PROMPT :: Reproduce all entries below verbatim. Skip the pictures.

+++ EXERCISE DATA +++

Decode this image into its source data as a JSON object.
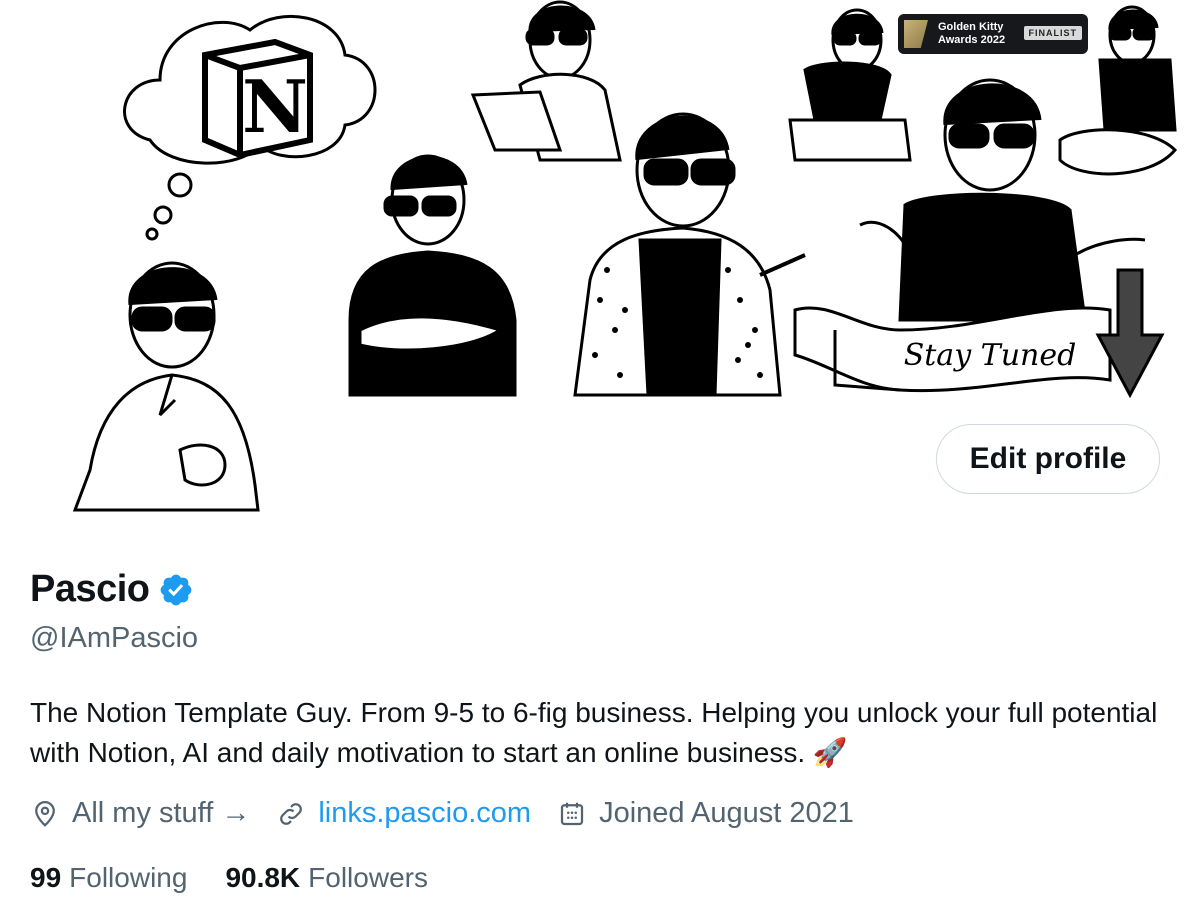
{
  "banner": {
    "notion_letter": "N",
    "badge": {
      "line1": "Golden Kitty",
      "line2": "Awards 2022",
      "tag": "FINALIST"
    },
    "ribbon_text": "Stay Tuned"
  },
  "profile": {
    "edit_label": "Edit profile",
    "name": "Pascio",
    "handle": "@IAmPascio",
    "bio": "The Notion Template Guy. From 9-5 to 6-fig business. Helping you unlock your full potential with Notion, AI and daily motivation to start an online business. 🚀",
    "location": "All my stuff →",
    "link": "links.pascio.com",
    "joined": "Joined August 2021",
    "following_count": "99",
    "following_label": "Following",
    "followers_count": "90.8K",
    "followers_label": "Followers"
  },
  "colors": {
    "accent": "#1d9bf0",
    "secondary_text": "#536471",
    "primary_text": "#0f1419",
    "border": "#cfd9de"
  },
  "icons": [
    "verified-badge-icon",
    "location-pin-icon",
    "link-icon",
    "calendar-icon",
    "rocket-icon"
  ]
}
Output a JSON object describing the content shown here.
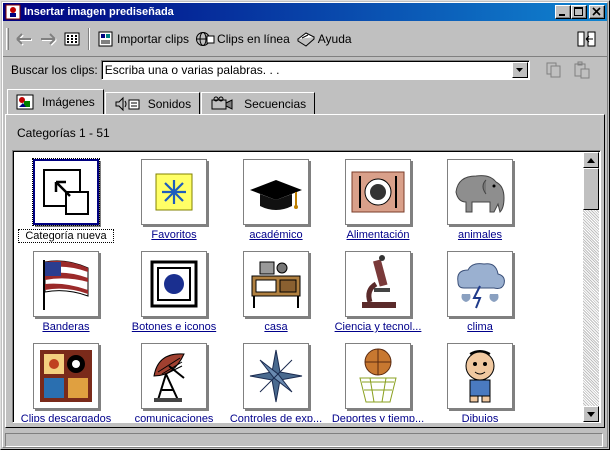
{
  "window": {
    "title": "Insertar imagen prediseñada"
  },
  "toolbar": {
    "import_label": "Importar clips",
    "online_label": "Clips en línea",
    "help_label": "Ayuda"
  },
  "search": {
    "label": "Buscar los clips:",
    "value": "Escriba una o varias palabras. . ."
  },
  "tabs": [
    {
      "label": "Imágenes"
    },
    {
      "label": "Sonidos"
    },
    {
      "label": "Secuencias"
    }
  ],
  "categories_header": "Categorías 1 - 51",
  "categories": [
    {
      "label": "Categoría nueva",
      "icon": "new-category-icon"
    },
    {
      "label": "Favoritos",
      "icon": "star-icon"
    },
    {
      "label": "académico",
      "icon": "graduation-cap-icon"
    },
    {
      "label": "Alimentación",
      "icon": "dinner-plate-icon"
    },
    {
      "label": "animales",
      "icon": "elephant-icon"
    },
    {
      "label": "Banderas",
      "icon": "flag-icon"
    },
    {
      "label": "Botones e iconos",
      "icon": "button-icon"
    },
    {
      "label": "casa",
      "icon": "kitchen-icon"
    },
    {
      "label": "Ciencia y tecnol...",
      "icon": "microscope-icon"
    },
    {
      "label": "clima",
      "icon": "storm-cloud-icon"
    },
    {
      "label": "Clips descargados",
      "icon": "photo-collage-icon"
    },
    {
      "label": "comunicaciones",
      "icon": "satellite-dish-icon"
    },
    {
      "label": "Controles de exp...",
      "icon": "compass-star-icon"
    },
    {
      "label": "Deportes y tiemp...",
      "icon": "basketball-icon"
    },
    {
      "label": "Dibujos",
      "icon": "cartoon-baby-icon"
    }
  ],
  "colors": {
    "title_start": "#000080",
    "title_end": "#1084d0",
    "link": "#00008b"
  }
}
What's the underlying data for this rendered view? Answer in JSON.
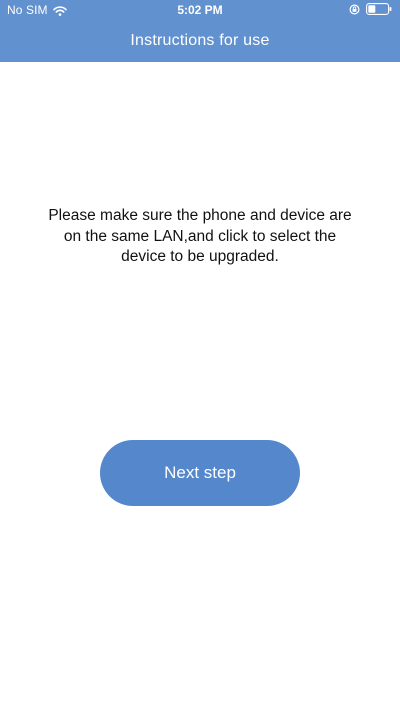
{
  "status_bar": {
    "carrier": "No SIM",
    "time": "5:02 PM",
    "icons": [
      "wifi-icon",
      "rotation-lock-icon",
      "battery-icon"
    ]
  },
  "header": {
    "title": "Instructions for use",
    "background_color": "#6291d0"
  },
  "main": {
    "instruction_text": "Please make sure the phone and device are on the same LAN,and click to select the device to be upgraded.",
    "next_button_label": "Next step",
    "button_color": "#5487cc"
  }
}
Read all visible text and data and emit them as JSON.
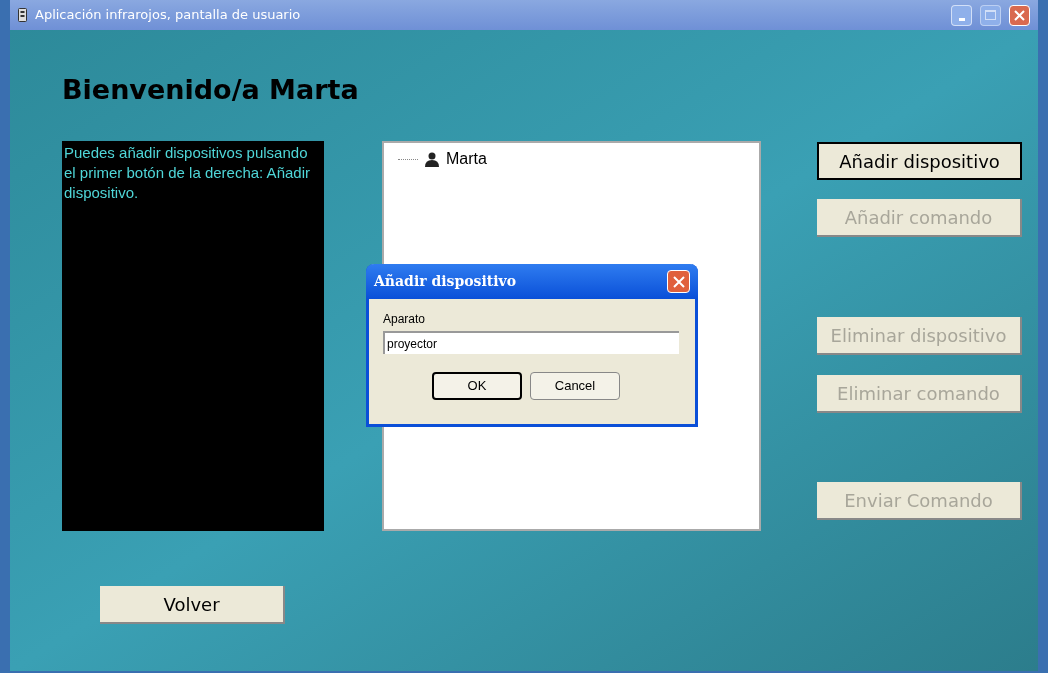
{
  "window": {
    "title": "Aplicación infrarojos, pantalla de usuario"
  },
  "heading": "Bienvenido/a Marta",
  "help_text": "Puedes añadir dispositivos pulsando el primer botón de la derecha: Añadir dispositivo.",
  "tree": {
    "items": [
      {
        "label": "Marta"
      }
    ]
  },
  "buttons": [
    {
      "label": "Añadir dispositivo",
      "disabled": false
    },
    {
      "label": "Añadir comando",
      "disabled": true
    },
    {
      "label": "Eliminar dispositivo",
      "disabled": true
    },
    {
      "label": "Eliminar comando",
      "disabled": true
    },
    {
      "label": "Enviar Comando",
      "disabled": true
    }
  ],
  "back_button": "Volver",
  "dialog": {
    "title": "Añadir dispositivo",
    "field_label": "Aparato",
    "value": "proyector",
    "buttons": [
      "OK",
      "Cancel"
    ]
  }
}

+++

RESULT FOR THIS TASK ::
Decode this image into its source data as a JSON object.
{
  "banner": {
    "notion_letter": "N",
    "badge": {
      "line1": "Golden Kitty",
      "line2": "Awards 2022",
      "tag": "FINALIST"
    },
    "ribbon_text": "Stay Tuned"
  },
  "profile": {
    "edit_label": "Edit profile",
    "name": "Pascio",
    "handle": "@IAmPascio",
    "bio": "The Notion Template Guy. From 9-5 to 6-fig business. Helping you unlock your full potential with Notion, AI and daily motivation to start an online business. 🚀",
    "location": "All my stuff →",
    "link": "links.pascio.com",
    "joined": "Joined August 2021",
    "following_count": "99",
    "following_label": "Following",
    "followers_count": "90.8K",
    "followers_label": "Followers"
  },
  "colors": {
    "accent": "#1d9bf0",
    "secondary_text": "#536471",
    "primary_text": "#0f1419",
    "border": "#cfd9de"
  },
  "icons": [
    "verified-badge-icon",
    "location-pin-icon",
    "link-icon",
    "calendar-icon",
    "rocket-icon"
  ]
}
Output a JSON object describing the content shown here.
{
  "window": {
    "title": "Insertar imagen prediseñada"
  },
  "toolbar": {
    "import_label": "Importar clips",
    "online_label": "Clips en línea",
    "help_label": "Ayuda"
  },
  "search": {
    "label": "Buscar los clips:",
    "value": "Escriba una o varias palabras. . ."
  },
  "tabs": [
    {
      "label": "Imágenes"
    },
    {
      "label": "Sonidos"
    },
    {
      "label": "Secuencias"
    }
  ],
  "categories_header": "Categorías 1 - 51",
  "categories": [
    {
      "label": "Categoría nueva",
      "icon": "new-category-icon"
    },
    {
      "label": "Favoritos",
      "icon": "star-icon"
    },
    {
      "label": "académico",
      "icon": "graduation-cap-icon"
    },
    {
      "label": "Alimentación",
      "icon": "dinner-plate-icon"
    },
    {
      "label": "animales",
      "icon": "elephant-icon"
    },
    {
      "label": "Banderas",
      "icon": "flag-icon"
    },
    {
      "label": "Botones e iconos",
      "icon": "button-icon"
    },
    {
      "label": "casa",
      "icon": "kitchen-icon"
    },
    {
      "label": "Ciencia y tecnol...",
      "icon": "microscope-icon"
    },
    {
      "label": "clima",
      "icon": "storm-cloud-icon"
    },
    {
      "label": "Clips descargados",
      "icon": "photo-collage-icon"
    },
    {
      "label": "comunicaciones",
      "icon": "satellite-dish-icon"
    },
    {
      "label": "Controles de exp...",
      "icon": "compass-star-icon"
    },
    {
      "label": "Deportes y tiemp...",
      "icon": "basketball-icon"
    },
    {
      "label": "Dibujos",
      "icon": "cartoon-baby-icon"
    }
  ],
  "colors": {
    "title_start": "#000080",
    "title_end": "#1084d0",
    "link": "#00008b"
  }
}
What's the underlying data for this rendered view? Answer in JSON.
{
  "status_bar": {
    "carrier": "No SIM",
    "time": "5:02 PM",
    "icons": [
      "wifi-icon",
      "rotation-lock-icon",
      "battery-icon"
    ]
  },
  "header": {
    "title": "Instructions for use",
    "background_color": "#6291d0"
  },
  "main": {
    "instruction_text": "Please make sure the phone and device are on the same LAN,and click to select the device to be upgraded.",
    "next_button_label": "Next step",
    "button_color": "#5487cc"
  }
}
Read all visible text and data and emit them as JSON.
{
  "window": {
    "title": "Aplicación infrarojos, pantalla de usuario"
  },
  "heading": "Bienvenido/a Marta",
  "help_text": "Puedes añadir dispositivos pulsando el primer botón de la derecha: Añadir dispositivo.",
  "tree": {
    "items": [
      {
        "label": "Marta"
      }
    ]
  },
  "buttons": [
    {
      "label": "Añadir dispositivo",
      "disabled": false
    },
    {
      "label": "Añadir comando",
      "disabled": true
    },
    {
      "label": "Eliminar dispositivo",
      "disabled": true
    },
    {
      "label": "Eliminar comando",
      "disabled": true
    },
    {
      "label": "Enviar Comando",
      "disabled": true
    }
  ],
  "back_button": "Volver",
  "dialog": {
    "title": "Añadir dispositivo",
    "field_label": "Aparato",
    "value": "proyector",
    "buttons": [
      "OK",
      "Cancel"
    ]
  }
}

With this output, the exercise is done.